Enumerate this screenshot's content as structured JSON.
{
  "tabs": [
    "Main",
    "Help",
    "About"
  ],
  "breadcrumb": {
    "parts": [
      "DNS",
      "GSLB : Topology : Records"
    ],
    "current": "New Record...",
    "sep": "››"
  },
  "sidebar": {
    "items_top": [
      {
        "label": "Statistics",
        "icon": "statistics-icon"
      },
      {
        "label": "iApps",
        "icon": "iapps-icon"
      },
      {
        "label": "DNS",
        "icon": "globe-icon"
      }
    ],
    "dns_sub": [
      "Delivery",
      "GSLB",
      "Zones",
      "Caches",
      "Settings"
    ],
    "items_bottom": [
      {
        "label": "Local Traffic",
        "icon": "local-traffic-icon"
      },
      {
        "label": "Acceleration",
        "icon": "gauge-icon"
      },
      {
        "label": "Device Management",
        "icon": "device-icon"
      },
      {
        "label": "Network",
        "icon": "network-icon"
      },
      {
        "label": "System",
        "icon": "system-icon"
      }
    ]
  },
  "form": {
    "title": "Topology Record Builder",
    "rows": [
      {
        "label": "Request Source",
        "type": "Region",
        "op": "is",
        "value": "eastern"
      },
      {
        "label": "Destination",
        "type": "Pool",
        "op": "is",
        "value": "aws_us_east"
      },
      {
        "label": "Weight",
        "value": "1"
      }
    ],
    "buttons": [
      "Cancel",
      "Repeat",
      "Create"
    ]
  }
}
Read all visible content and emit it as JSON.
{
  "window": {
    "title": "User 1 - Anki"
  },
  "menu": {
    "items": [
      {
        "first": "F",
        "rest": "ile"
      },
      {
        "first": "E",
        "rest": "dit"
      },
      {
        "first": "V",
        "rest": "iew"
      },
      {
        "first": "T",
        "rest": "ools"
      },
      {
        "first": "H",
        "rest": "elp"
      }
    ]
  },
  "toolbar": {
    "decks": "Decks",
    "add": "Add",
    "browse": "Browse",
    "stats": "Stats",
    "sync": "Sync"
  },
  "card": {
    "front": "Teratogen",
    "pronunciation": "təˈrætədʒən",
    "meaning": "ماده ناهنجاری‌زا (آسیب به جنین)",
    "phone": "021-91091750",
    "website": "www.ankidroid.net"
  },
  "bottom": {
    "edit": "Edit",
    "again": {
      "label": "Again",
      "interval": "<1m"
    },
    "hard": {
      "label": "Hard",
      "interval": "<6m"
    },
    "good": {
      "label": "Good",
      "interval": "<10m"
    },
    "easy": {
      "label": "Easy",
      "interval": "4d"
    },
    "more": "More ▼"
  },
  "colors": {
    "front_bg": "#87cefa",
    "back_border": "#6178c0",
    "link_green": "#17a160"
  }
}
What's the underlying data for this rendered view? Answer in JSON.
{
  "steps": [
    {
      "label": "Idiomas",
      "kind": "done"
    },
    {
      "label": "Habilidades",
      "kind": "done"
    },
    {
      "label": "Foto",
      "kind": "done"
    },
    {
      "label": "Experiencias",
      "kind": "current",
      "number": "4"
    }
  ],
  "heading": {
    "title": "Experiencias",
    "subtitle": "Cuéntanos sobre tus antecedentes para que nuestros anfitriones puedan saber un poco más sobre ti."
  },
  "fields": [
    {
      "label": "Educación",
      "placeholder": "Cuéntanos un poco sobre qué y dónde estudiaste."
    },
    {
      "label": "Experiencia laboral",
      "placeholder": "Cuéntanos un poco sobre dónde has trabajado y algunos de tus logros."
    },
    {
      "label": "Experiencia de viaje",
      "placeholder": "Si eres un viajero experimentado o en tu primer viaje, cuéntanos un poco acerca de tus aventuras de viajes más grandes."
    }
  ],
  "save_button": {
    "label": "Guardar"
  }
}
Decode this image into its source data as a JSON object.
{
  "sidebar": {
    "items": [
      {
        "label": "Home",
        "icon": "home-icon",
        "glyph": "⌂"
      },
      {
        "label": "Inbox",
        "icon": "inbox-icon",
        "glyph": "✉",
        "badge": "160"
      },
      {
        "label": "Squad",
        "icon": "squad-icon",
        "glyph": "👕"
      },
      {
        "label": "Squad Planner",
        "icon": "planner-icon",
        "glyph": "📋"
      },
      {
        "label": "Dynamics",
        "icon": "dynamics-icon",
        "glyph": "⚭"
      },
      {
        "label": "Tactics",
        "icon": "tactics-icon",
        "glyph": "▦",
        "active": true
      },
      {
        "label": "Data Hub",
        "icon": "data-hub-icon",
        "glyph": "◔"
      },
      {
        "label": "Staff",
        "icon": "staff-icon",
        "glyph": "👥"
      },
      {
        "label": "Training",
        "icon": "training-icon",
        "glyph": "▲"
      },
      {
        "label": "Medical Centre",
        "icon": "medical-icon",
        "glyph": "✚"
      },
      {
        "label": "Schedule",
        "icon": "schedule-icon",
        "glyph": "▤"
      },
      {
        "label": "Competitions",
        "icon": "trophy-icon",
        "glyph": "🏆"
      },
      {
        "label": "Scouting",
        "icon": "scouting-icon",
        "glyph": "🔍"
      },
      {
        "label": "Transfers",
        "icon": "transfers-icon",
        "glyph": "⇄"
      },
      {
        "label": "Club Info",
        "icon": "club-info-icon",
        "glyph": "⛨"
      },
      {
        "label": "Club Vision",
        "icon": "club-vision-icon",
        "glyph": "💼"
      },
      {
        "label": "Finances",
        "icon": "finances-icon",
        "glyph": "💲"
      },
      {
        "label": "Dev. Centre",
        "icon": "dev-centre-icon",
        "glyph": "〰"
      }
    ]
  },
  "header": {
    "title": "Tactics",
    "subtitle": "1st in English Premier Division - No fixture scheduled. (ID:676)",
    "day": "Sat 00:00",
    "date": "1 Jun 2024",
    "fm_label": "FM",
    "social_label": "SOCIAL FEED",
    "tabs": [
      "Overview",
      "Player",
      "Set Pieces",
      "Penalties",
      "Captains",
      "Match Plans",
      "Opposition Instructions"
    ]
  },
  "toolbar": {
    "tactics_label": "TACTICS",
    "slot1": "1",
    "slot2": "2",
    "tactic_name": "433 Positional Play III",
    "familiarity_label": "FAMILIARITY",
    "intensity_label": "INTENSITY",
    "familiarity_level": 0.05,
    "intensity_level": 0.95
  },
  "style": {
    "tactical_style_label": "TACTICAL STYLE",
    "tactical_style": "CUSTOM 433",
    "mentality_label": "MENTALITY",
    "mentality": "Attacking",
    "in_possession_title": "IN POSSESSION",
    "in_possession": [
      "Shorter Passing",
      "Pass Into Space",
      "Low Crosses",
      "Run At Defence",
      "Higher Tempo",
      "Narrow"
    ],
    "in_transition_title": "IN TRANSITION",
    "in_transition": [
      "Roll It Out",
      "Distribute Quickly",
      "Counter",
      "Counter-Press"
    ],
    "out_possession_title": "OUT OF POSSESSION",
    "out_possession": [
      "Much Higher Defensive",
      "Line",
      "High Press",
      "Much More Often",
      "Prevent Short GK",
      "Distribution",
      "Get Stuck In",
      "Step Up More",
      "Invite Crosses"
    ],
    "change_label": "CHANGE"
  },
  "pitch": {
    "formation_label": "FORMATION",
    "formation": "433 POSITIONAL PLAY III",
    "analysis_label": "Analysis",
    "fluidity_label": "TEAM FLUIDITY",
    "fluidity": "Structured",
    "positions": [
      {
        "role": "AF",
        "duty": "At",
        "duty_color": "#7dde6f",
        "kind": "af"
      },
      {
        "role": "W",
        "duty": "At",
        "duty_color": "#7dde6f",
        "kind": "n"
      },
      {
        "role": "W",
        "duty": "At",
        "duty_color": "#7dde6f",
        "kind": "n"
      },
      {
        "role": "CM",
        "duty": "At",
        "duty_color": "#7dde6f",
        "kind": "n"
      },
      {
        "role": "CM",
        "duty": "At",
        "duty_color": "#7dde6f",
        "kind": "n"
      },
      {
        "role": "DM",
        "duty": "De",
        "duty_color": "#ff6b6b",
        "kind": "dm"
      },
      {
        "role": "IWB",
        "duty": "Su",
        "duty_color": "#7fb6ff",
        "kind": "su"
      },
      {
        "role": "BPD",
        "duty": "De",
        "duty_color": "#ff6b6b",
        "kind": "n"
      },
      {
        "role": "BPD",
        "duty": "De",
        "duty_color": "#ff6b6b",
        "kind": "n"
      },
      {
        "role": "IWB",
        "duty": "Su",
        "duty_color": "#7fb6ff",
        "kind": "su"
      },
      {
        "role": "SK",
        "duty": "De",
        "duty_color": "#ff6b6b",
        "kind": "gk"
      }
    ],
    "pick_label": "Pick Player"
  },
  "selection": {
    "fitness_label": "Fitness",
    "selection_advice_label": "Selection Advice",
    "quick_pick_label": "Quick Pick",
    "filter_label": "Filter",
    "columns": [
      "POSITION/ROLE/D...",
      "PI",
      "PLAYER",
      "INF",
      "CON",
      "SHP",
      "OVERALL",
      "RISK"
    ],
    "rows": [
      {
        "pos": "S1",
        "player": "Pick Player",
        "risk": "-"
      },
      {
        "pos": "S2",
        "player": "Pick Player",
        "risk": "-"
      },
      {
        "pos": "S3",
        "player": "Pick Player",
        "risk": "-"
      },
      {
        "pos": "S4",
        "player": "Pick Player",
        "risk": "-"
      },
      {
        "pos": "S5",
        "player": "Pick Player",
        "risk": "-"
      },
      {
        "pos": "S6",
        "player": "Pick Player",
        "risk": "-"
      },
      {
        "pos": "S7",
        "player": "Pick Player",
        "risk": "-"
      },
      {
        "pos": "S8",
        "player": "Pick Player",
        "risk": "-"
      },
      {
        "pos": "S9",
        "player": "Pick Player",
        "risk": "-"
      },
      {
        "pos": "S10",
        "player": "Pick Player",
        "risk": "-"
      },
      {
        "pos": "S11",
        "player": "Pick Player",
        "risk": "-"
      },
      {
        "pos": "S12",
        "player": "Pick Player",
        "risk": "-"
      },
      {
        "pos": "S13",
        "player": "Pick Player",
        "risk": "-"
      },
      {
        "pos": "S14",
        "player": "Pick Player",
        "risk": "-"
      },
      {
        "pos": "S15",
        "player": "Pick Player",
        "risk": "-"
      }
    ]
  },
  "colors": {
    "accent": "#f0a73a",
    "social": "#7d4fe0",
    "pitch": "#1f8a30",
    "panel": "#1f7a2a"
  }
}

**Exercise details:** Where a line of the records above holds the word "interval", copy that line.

**Written reply:**
      "interval": "<1m"
      "interval": "<6m"
      "interval": "<10m"
      "interval": "4d"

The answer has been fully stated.